So basically: high school students don’t know what college tuition costs in their area; they realize they don’t know; many assume it’s unaffordable; many give up on college because of their (often inaccurate) estimates of cost.

These findings make a lot of sense. The actual cost of college is complicated, because it’s different for each person at each university. It’s completely reasonable not to look into college if you’re pretty sure you can’t afford it. And really, why would we expect 9th graders to know how much a college education costs?

Kati is juggling

Kati is juggling

You’ve got automatic acceptance into your top-choice school. Life is easy, right? Not if you’re also in the choir and the lead in the school play. And you’re having second thoughts about your major. And you want to do some more campus visits. And you’ve completely shifted your college list from what it was just a month ago. And you have a bit of writer’s block. And your top-choice school may not be your top-choice school in another month. Kati’s got a lot going on right now. Read below for the full scoop.

Results from my student survey

Results from my student survey

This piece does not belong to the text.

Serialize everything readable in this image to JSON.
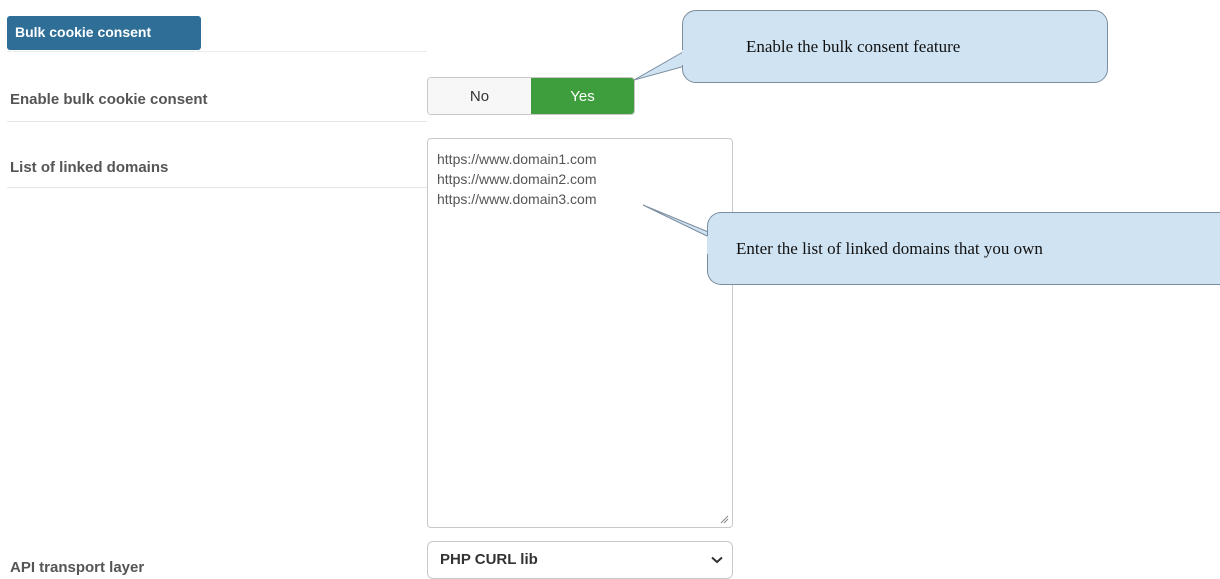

Last week I spent two days talking to seniors at Carnegie Vanguard High School during their English class. We talked about what colleges are looking for in applicants, how the different parts of an application work together, and how colleges actually process all those applications. The students also had tons of really great questions.

But first, I had some questions for them. Before our talk, I asked them to fill out a quick questionnaire. Here are the questions I asked and some comments on their responses. If you’re working with college-bound students—either in a school setting, as a parent, or because you are a college-bound student yourself—this may be useful for you.

Picking the right school for your major

Picking the right school for your major

I have students ask me--though maybe in not these exact words--how to go to the right for school for "that competitive edge in the marketplace" if you are really sure of your intended major and career and you're not one of those less-driven, wishy-washy people who will change their mind. 

Sigh.

Fine, let's talk about that.